My summer began at Memorial Day. My summer break from school ended a month ago, when I returned to work on July 31. I’d been making the most of the time off, after spiritual duties and pleasures, to engage in some of my favorite past-times: reading and movie watching. Here is a review of one of the books I read this summer, Above All Things.
I reviewed Randy Alcorn’s Deadline previously
Expecting their first baby, Judd and Evette McGlin are thrilled at the prospect of becoming parents. But their marriage faces the ultimate test when Judd learns he already has a child: a six-year-old bi-racial daughter, born amid secrets and lies. Now, Evette must decide if she can accept the child—and forgive Judd. She thought she was open-minded—until hidden prejudices threaten the future of an innocent little girl, Evette’s marriage, and the very notion of the woman she’s believed herself to be. Above all things, this child needs acceptance and love. Needs Evette to discover what being a mother truly means. Needs Judd to face his past. And needs them both to discover what it truly means to be a family.
I’ve never read any of Deborah Raney’s books. I bought Above All Things for the Kindle because it was free. I haven’t had the best of luck with the freebie notices that BookBub sends me. When a Kindle book is free there’s usually a reason. But sometimes a good one is stuck in there so I keep trying. This was one of the good ones.
BookBub “is a free daily email that notifies you about deep discounts on acclaimed ebooks. You choose the types you’d like to get notified about — with categories ranging from mysteries to cookbooks — and we send great deals in those genres to your inbox.” BookBub is like Honey or Camel Camel Camel but strictly for books.
My favorite genres tend toward the more manly fast paced thrillers, detective, or legal genres than the Christian ChickLit, which Above All Things definitely is.
I enjoyed how the author set the foundation at first and introduced her Christian characters by showing, not telling. I enjoyed how she brought us through their issue, the unknown daughter Judd had 6 years ago and the other issues of pre-marital sex, betrayal, and blended family that come with it. Included in their issues to work through was also the biracial aspect. The characters were well-drawn, including the daughter, grandmother and in-laws. Raney’s depiction of the change of heart and Christian growth were realistic. I especially enjoyed the scene where the couple is counseled by their pastor.

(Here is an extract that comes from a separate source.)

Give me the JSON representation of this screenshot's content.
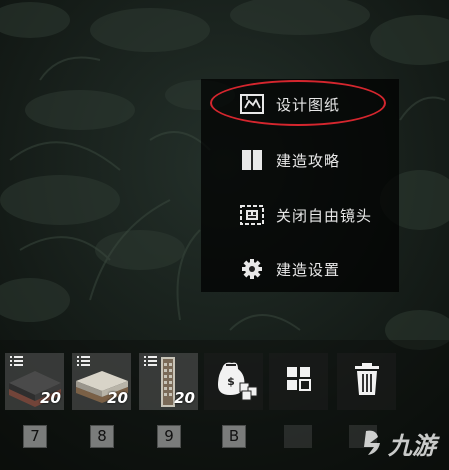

All in all, I was tremendously surprised when I looked up the length for the print version and saw it was 308 pages. It felt shorter.
Raney has been a Christy Award finalist and her first book, A Vow To Cherish earned a Silver Angel from Excellence in Media and was made into a movie of the same name. The print version of Above All Things was self-published. The writing wasn’t nuanced or tremendously complex. It is a good, free book. All in all, a good vacation read.